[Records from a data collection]
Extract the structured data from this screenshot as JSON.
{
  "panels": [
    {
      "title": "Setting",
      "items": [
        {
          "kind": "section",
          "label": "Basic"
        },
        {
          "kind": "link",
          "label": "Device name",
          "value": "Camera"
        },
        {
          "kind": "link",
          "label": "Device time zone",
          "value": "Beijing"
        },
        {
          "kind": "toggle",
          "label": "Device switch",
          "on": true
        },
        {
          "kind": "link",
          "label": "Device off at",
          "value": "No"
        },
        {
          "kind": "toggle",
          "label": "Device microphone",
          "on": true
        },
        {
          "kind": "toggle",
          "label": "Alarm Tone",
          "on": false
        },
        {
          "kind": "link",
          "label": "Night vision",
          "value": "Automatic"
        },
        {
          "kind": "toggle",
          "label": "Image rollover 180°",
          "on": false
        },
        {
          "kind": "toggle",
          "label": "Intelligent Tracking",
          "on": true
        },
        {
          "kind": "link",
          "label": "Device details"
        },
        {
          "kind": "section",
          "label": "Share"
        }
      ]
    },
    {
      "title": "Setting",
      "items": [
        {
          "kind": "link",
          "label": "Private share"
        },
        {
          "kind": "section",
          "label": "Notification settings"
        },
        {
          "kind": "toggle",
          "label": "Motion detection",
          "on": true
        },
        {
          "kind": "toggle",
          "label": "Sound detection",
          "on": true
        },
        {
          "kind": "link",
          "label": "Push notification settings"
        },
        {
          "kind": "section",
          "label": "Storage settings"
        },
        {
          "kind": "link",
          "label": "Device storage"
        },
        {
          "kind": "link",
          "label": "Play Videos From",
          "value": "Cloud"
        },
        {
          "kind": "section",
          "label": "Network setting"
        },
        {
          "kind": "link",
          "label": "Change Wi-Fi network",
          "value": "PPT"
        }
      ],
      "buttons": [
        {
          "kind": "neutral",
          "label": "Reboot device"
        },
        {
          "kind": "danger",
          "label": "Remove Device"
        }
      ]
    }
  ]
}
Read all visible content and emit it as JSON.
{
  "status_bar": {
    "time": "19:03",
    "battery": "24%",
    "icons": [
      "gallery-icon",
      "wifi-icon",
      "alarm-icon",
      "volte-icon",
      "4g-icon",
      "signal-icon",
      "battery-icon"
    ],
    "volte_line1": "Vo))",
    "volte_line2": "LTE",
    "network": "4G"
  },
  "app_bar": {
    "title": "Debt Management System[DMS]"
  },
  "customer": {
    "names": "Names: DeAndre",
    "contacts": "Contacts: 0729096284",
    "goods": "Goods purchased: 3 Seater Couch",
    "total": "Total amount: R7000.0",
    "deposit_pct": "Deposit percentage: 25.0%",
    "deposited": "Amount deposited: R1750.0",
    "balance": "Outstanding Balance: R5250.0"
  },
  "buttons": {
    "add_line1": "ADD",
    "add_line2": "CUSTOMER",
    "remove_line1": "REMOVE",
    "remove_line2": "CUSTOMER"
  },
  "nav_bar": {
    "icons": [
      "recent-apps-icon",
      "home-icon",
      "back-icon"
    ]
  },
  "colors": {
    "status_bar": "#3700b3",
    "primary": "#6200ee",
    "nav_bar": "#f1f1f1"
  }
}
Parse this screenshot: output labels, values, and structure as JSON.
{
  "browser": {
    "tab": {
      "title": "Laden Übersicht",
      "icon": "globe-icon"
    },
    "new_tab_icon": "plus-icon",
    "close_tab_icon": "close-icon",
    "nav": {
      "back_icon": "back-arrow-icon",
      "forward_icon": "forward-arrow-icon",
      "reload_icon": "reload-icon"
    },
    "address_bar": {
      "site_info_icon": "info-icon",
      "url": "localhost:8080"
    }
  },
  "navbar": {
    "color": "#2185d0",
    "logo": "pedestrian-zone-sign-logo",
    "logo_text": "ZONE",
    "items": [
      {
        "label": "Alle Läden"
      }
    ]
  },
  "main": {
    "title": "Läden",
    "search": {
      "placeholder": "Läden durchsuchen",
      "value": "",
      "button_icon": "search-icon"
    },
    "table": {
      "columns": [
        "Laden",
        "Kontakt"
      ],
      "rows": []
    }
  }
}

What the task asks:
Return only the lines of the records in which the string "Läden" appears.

Task solution:
        "label": "Alle Läden"
    "title": "Läden",
      "placeholder": "Läden durchsuchen",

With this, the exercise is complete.